The changes won’t ban double ending outright, but will enforce a preference for a Mandatory Designated Representation model, requiring that agents represent only one side of a transaction, and to refer one of the clients to another agent in their brokerage when applicable.
Can Agents Be Impartial?
There can be exceptions, however. “Specific situations such as in rural Ontario where there might not be more than one agent, perhaps in a family situation … or perhaps in commercial or industrial situations where external real estate representation and expertise is essential,” says MacCharles. An “impartial facilitator” role for agents in these scenarios is also being explored; however, consultation is pending on how best to enforce the practice, and how to educate the public on their rights.
Those who break the rules will be subject to steeper financial penalties, with fines doubling from $25,000 to $50,000 for individual agents and up to $100,000 for brokerages.
Support from the Real Estate Industry
The proposed legislation has been applauded by various industry bodies, including the Toronto Real Estate Board and the Ontario Real Estate Association.
“Right now, too often fines amount to a mere slap on the wrist,” stated Tim Hudak, OREA’s CEO. “Ontario needs much stronger deterrents for unethical behavior and a regulator that isn’t afraid to throw the book at the small number of rule breakers.”
In a release, TREB also threw its support behind addressing the conflict of interest posed by multiple representation, and the province’s move to a one-agent-per-transaction model.
“TREB is pleased that the Ontario government is listening to the advice provided by the industry and is working to bring forward a workable solution,” said Tim Syrianos, TREB president.
What Sellers Need to Know About Double Ending
While double ending isn’t outright illegal – it can occur as long as both buyer and seller understand the implications and consent in writing – it often puts the seller at a disadvantage, especially in a hot real estate market, says Zoocasa broker of record Lauren Haw.

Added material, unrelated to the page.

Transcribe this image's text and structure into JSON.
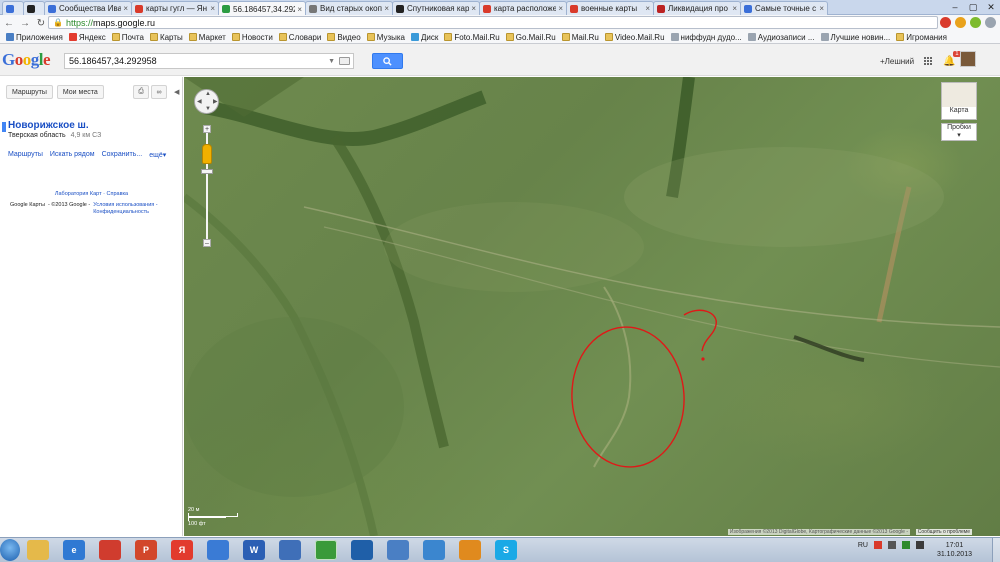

“Effectively representing your seller’s interests requires working with every potential buyer – including those represented by other agents,” she says. “Controlling the situation in order to ensure both sides’ commissions risks ostracizing the buyer who was actually willing to pay the most for the property.”
She says that if sellers are wise to ask the following questions when choosing a listing agent to ensure their best interests are being represented:
- Do you work in the industry full- or part-time?
- Have you ever represented both the buyer and the seller in a transaction?
- How would you handle a multiple-offer situation while selling my home?
- How will you prepare me to put my best offer forward?